Not long after completing his work for Chitty Chitty Bang Bang in 1968, Justice suffered a severe stroke, which signalled the beginning of the end for his career. He appeared in a number of films afterward, albeit in less prominent roles (i.e. playing his best known character of Sir Lancelot Spratt for the final time in Doctor in Trouble (1970), featured only briefly in several scenes). He suffered a further series of strokes, which left him unable to work. He was declared bankrupt in 1970,[15] and he died penniless in 1975. His ashes were buried in a north Scotland moor near his former residence in the Highland village of Spinningdale.

A biography entitled James Robertson Justice—What's The Bleeding Time? (referring to a joke in the first Doctor film) was published by Tomahawk Press on 3 March 2008.[16] It was written by James Hogg, Robert Sellers and Howard Watson.



  1. ^ "The Oxford Dictionary of National Biography". Oxford Dictionary of National Biography (online ed.). Oxford University Press. 2004. doi:10.1093/ref:odnb/49503. ISBN 978-0-19-861412-8. (Subscription or UK public library membership required.)
  2. ^ a b Sheridan Morley, "Justice, James Norval Harald Robertson (1907–1975)", Oxford Dictionary of National Biography, Oxford University Press, 2004 Retrieved 12 Nov 2007
  3. ^ Motor Sport, December 1933, Page 57.
  4. ^ A to Z Encyclopaedia of Ice Hockey entry. Retrieved 1 November 2007. Archived 19 October 2007 at the Wayback Machine
  5. ^ Motor Sport, July 1932, Pages 415–419.
  6. ^ Motor Sport, October 1933, Page 540.
  7. ^ Denis Jenkinson, Maserati 3011: The story of a racing car, Page 11, Aries Press, 1987.
  8. ^ Motor Sport, February 1963, Page 82.
  9. ^ Pendreigh, Brian (18 November 2007). "'Scots actor Justice outed as Londoner". Scotland on Sunday. Archived from the original on 21 November 2007.
  10. ^ "Beckenham". Retrieved 30 June 2018.
  11. ^ This Is Scotland: 31 August 1957 on YouTube
  12. ^ "Full list of Rectors to date". The University of Edinburgh Information Services. Retrieved 1 November 2007.
  13. ^ Walker, Tim (2 August 2013). "Lawyers may take starring role in West End show The Golden Voice". The Daily Telegraph.
  14. ^ Hull Daily Mail - Tuesday 21 June 1949 Page 3 Col.3 James Norvil Justice, four-year-old son of James Robertson Justice, Scottish film actor, was found drowned last night in the River Test, near his home at Lower Mill House, Whitchurch, Hampshire.
  15. ^ "James Robertson Justice". Aberdeen Evening Express. 2 December 1970. p. 1.
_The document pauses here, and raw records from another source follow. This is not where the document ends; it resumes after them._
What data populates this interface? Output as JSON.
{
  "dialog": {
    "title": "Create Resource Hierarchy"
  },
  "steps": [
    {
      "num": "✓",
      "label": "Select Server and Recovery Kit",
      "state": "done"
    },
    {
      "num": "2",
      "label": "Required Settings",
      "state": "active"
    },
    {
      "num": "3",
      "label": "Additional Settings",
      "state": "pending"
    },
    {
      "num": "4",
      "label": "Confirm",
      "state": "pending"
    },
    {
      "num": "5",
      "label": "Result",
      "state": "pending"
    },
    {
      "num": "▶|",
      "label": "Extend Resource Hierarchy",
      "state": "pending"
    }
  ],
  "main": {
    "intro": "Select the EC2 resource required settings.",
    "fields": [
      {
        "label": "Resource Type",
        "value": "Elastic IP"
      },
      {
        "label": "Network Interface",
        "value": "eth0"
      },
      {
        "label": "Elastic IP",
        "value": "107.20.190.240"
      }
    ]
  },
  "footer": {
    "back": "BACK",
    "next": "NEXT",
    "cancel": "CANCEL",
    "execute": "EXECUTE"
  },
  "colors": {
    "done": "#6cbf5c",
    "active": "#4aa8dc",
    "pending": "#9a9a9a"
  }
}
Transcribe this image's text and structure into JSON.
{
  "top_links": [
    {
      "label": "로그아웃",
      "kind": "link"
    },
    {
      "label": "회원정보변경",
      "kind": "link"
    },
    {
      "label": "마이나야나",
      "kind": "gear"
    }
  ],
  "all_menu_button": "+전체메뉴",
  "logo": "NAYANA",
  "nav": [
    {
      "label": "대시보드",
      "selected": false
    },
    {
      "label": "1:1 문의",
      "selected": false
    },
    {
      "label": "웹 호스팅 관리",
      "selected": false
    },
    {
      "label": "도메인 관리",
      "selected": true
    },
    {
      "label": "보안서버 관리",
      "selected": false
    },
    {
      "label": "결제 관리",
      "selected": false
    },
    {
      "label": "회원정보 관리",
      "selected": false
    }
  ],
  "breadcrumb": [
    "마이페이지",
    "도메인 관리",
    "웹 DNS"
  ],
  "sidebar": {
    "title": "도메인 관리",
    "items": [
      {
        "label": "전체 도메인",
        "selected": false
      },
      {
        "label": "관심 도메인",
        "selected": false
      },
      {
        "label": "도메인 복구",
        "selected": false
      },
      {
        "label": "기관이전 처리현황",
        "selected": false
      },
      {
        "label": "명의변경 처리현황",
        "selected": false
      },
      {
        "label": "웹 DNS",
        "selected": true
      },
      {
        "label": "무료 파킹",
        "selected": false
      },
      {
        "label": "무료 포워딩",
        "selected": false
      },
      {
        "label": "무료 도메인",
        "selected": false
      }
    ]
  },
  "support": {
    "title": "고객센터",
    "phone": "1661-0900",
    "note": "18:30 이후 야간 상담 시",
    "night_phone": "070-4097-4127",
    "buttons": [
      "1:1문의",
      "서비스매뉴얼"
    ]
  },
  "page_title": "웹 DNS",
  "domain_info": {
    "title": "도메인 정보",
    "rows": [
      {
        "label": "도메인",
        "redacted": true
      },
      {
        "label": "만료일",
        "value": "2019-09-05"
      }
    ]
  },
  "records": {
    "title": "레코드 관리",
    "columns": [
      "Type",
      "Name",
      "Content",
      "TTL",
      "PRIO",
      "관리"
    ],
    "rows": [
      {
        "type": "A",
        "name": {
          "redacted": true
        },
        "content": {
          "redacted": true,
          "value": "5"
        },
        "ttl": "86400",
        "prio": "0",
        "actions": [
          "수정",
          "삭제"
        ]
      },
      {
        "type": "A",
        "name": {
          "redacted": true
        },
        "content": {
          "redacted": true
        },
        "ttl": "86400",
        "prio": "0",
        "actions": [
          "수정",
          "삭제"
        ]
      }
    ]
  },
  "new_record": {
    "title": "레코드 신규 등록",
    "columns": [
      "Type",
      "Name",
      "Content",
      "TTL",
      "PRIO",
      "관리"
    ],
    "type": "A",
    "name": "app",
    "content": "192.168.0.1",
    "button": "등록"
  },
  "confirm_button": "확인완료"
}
  16. ^ Hogg, James; Sellers, Robert; Watson, Howard (3 March 2008). James Robertson Justice: What's the Bleeding Time?: A Biography. Tomahawk Press. ISBN 978-0953192670.
Academic offices Preceded bySir Sydney A. Smith Rector of the University of Edinburgh 1957–1960 Succeeded byJo Grimond Preceded byJo Grimond Rector of the University of Edinburgh 1963–1966 Succeeded byMalcolm Muggeridge